─── DATASET EXTRACT ───
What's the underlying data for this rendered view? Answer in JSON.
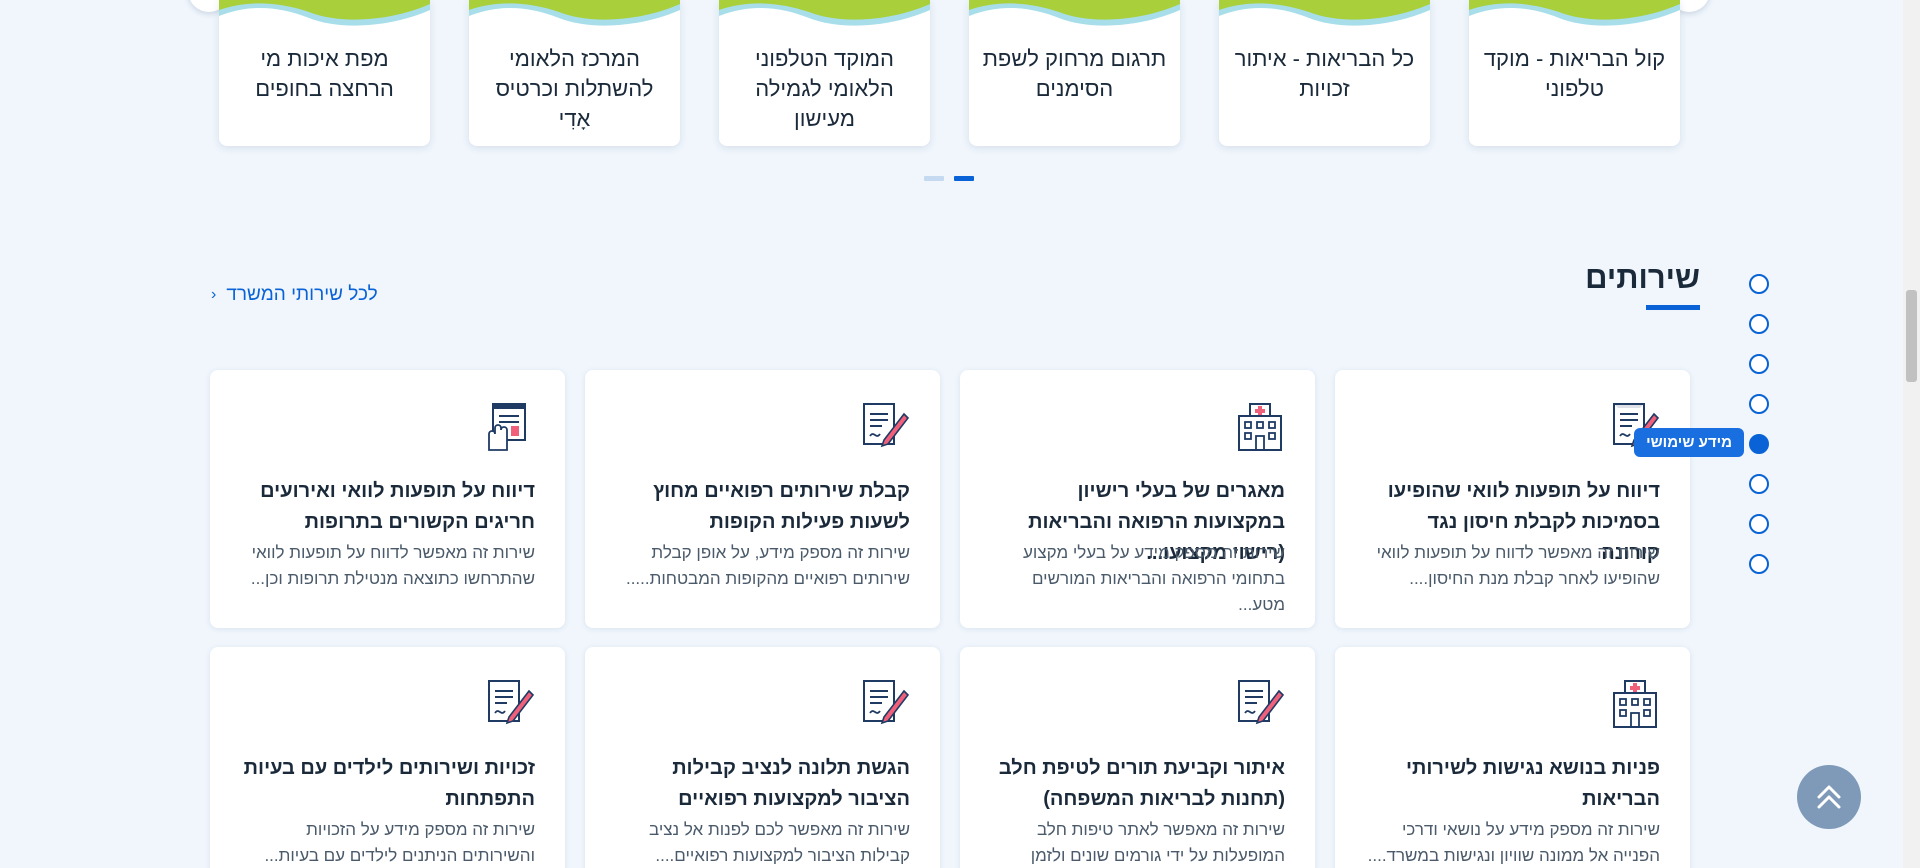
{
  "carousel": {
    "cards": [
      {
        "title": "קול הבריאות - מוקד טלפוני"
      },
      {
        "title": "כל הבריאות - איתור זכויות"
      },
      {
        "title": "תרגום מרחוק לשפת הסימנים"
      },
      {
        "title": "המוקד הטלפוני הלאומי לגמילה מעישון"
      },
      {
        "title": "המרכז הלאומי להשתלות וכרטיס אָדִי"
      },
      {
        "title": "מפת איכות מי הרחצה בחופים"
      }
    ],
    "page_count": 2,
    "active_page": 2
  },
  "section": {
    "title": "שירותים",
    "all_link": "לכל שירותי המשרד"
  },
  "services": [
    {
      "icon": "form-pen-icon",
      "title": "דיווח על תופעות לוואי שהופיעו בסמיכות לקבלת חיסון נגד קורונה",
      "desc": "שירות זה מאפשר לדווח על תופעות לוואי שהופיעו לאחר קבלת מנת החיסון...."
    },
    {
      "icon": "hospital-icon",
      "title": "מאגרים של בעלי רישיון במקצועות הרפואה והבריאות (רישוי מקצועו...",
      "desc": "שירות זה מספק מידע על בעלי מקצוע בתחומי הרפואה והבריאות המורשים מטע..."
    },
    {
      "icon": "form-pen-icon",
      "title": "קבלת שירותים רפואיים מחוץ לשעות פעילות הקופות",
      "desc": "שירות זה מספק מידע, על אופן קבלת שירותים רפואיים מהקופות המבטחות....."
    },
    {
      "icon": "document-hand-icon",
      "title": "דיווח על תופעות לוואי ואירועים חריגים הקשורים בתרופות",
      "desc": "שירות זה מאפשר לדווח על תופעות לוואי שהתרחשו כתוצאה מנטילת תרופות וכן..."
    },
    {
      "icon": "hospital-icon",
      "title": "פניות בנושא נגישות לשירותי הבריאות",
      "desc": "שירות זה מספק מידע על נושאי ודרכי הפנייה אל ממונה שוויון ונגישות במשרד...."
    },
    {
      "icon": "form-pen-icon",
      "title": "איתור וקביעת תורים לטיפת חלב (תחנות לבריאות המשפחה)",
      "desc": "שירות זה מאפשר לאתר טיפות חלב המופעלות על ידי גורמים שונים ולזמן תור..."
    },
    {
      "icon": "form-pen-icon",
      "title": "הגשת תלונה לנציב קבילות הציבור למקצועות רפואיים",
      "desc": "שירות זה מאפשר לכם לפנות אל נציב קבילות הציבור למקצועות רפואיים...."
    },
    {
      "icon": "form-pen-icon",
      "title": "זכויות ושירותים לילדים עם בעיות התפתחות",
      "desc": "שירות זה מספק מידע על הזכויות והשירותים הניתנים לילדים עם בעיות..."
    }
  ],
  "side_nav": {
    "count": 8,
    "active_index": 4,
    "active_label": "מידע שימושי"
  },
  "colors": {
    "accent": "#0a63d6",
    "wave_green": "#a9cf3a",
    "wave_teal": "#5ec3d8",
    "icon_navy": "#1f3b64",
    "icon_pink": "#f0607a"
  }
}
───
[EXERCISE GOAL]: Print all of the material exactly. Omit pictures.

[ANSWER SECTION]:
What's the underlying data for this rendered view? Answer in JSON.
{
  "carousel": {
    "cards": [
      {
        "title": "קול הבריאות - מוקד טלפוני"
      },
      {
        "title": "כל הבריאות - איתור זכויות"
      },
      {
        "title": "תרגום מרחוק לשפת הסימנים"
      },
      {
        "title": "המוקד הטלפוני הלאומי לגמילה מעישון"
      },
      {
        "title": "המרכז הלאומי להשתלות וכרטיס אָדִי"
      },
      {
        "title": "מפת איכות מי הרחצה בחופים"
      }
    ],
    "page_count": 2,
    "active_page": 2
  },
  "section": {
    "title": "שירותים",
    "all_link": "לכל שירותי המשרד"
  },
  "services": [
    {
      "icon": "form-pen-icon",
      "title": "דיווח על תופעות לוואי שהופיעו בסמיכות לקבלת חיסון נגד קורונה",
      "desc": "שירות זה מאפשר לדווח על תופעות לוואי שהופיעו לאחר קבלת מנת החיסון...."
    },
    {
      "icon": "hospital-icon",
      "title": "מאגרים של בעלי רישיון במקצועות הרפואה והבריאות (רישוי מקצועו...",
      "desc": "שירות זה מספק מידע על בעלי מקצוע בתחומי הרפואה והבריאות המורשים מטע..."
    },
    {
      "icon": "form-pen-icon",
      "title": "קבלת שירותים רפואיים מחוץ לשעות פעילות הקופות",
      "desc": "שירות זה מספק מידע, על אופן קבלת שירותים רפואיים מהקופות המבטחות....."
    },
    {
      "icon": "document-hand-icon",
      "title": "דיווח על תופעות לוואי ואירועים חריגים הקשורים בתרופות",
      "desc": "שירות זה מאפשר לדווח על תופעות לוואי שהתרחשו כתוצאה מנטילת תרופות וכן..."
    },
    {
      "icon": "hospital-icon",
      "title": "פניות בנושא נגישות לשירותי הבריאות",
      "desc": "שירות זה מספק מידע על נושאי ודרכי הפנייה אל ממונה שוויון ונגישות במשרד...."
    },
    {
      "icon": "form-pen-icon",
      "title": "איתור וקביעת תורים לטיפת חלב (תחנות לבריאות המשפחה)",
      "desc": "שירות זה מאפשר לאתר טיפות חלב המופעלות על ידי גורמים שונים ולזמן תור..."
    },
    {
      "icon": "form-pen-icon",
      "title": "הגשת תלונה לנציב קבילות הציבור למקצועות רפואיים",
      "desc": "שירות זה מאפשר לכם לפנות אל נציב קבילות הציבור למקצועות רפואיים...."
    },
    {
      "icon": "form-pen-icon",
      "title": "זכויות ושירותים לילדים עם בעיות התפתחות",
      "desc": "שירות זה מספק מידע על הזכויות והשירותים הניתנים לילדים עם בעיות..."
    }
  ],
  "side_nav": {
    "count": 8,
    "active_index": 4,
    "active_label": "מידע שימושי"
  },
  "colors": {
    "accent": "#0a63d6",
    "wave_green": "#a9cf3a",
    "wave_teal": "#5ec3d8",
    "icon_navy": "#1f3b64",
    "icon_pink": "#f0607a"
  }
}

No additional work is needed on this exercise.